It was reassuring to wake to his familiar ceiling with the abstract stain spreading from the wall, and to be immediately assaulted with the blaring tempo of his alarm. What a dream, Walter mused. He rose from the bed, stretching stiff joints and ignoring the grey-green dust that marked his footsteps through the dingy apartment. His morning shower was more than enough to wash away any possible evidence of his evening’s adventure, and Walter was just as happy to let it filter down the drain in a murky swirl of water. He left, sliding a piece of toast into the toaster as he turned on the television.

Which tie today, he thought, examining the numerous options hanging limply over his dining room chair. It felt like a blue kind of day, he decided as he moved back to his bedroom.

The toaster popped as Walter cinched his belt, and it was time for breakfast. The morning news was a chipper as usual, presenting the daily diversions with clinical imbalanced optimism. Walter watched them discuss a clip of a puppy tripping up and down stairs as he buttered his toast.

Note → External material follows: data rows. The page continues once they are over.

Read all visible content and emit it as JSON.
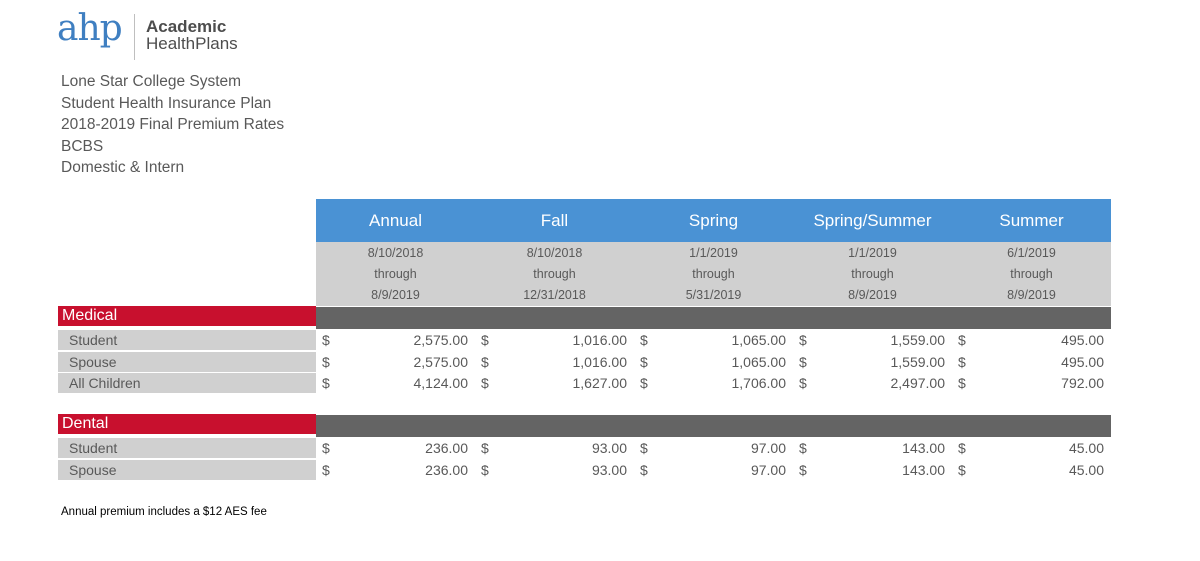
{
  "logo": {
    "mark": "ahp",
    "line1": "Academic",
    "line2": "HealthPlans"
  },
  "header_lines": [
    "Lone Star College System",
    "Student Health Insurance Plan",
    "2018-2019 Final Premium Rates",
    "BCBS",
    "Domestic & Intern"
  ],
  "columns": [
    {
      "title": "Annual",
      "dates": [
        "8/10/2018",
        "through",
        "8/9/2019"
      ]
    },
    {
      "title": "Fall",
      "dates": [
        "8/10/2018",
        "through",
        "12/31/2018"
      ]
    },
    {
      "title": "Spring",
      "dates": [
        "1/1/2019",
        "through",
        "5/31/2019"
      ]
    },
    {
      "title": "Spring/Summer",
      "dates": [
        "1/1/2019",
        "through",
        "8/9/2019"
      ]
    },
    {
      "title": "Summer",
      "dates": [
        "6/1/2019",
        "through",
        "8/9/2019"
      ]
    }
  ],
  "sections": [
    {
      "name": "Medical",
      "rows": [
        {
          "label": "Student",
          "values": [
            "2,575.00",
            "1,016.00",
            "1,065.00",
            "1,559.00",
            "495.00"
          ]
        },
        {
          "label": "Spouse",
          "values": [
            "2,575.00",
            "1,016.00",
            "1,065.00",
            "1,559.00",
            "495.00"
          ]
        },
        {
          "label": "All Children",
          "values": [
            "4,124.00",
            "1,627.00",
            "1,706.00",
            "2,497.00",
            "792.00"
          ]
        }
      ]
    },
    {
      "name": "Dental",
      "rows": [
        {
          "label": "Student",
          "values": [
            "236.00",
            "93.00",
            "97.00",
            "143.00",
            "45.00"
          ]
        },
        {
          "label": "Spouse",
          "values": [
            "236.00",
            "93.00",
            "97.00",
            "143.00",
            "45.00"
          ]
        }
      ]
    }
  ],
  "currency_symbol": "$",
  "footnote": "Annual premium includes a $12 AES fee",
  "colors": {
    "header_blue": "#4a92d4",
    "section_red": "#c8102e",
    "band_dark": "#646464",
    "band_light": "#d0d0d0",
    "logo_blue": "#3f7fc1"
  }
}
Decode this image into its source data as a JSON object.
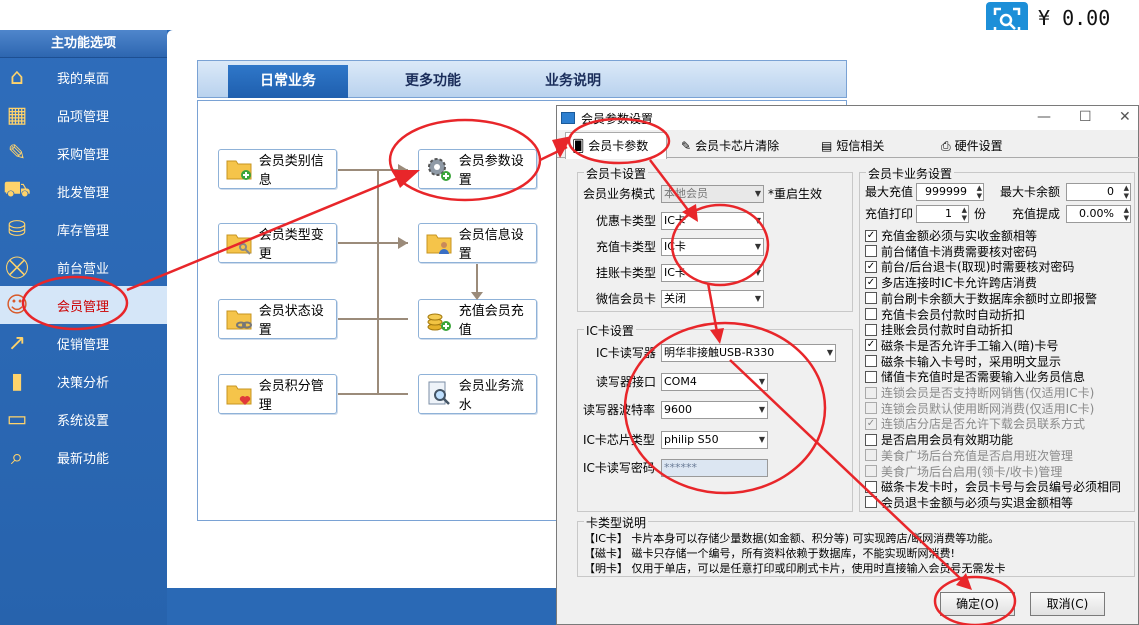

“Well, you may need a video like that to pick you up after our next story,” chirped the woman, trying and failing to reassemble her face into a mask of gravity. “We are getting reports of a massive volcanic eruption from Italy in just the past hour. Rescue teams have been unable to approach the affected areas as of yet, and remain concerned about those individuals trapped in the surrounding areas. We go to John Michaelson in Rome for the latest news.”

Weird, thought Walter. It was certainly a strange coincidence that he had dreamed this very thing the night before. What was even weirder was he felt it was time to admit to himself and anyone else concerned that it most certainly had not been a dream. The fate of the world was in his hands. Next would be the flood, he thought, munching pensively on the corner of his toast. He sighed the sigh of someone with an immeasurable weight pressing down on them, forcing the air from their very lungs. It seemed he had his work cut out for him if he was going to save this miserable excuse for a planet.

But perhaps, he mused, the end of the world would not be so bad after all.

The clock on the microwave caught his attention. 8:35—time for work. He clicked off the television as he drifted out the door, dragging himself into another day of drudgery and toil. Walter was a man of fatally boring nature.


Creative Commons License
This work by Katherine C is licensed under a Creative Commons Attribution-NonCommercial-ShareAlike 4.0 International License.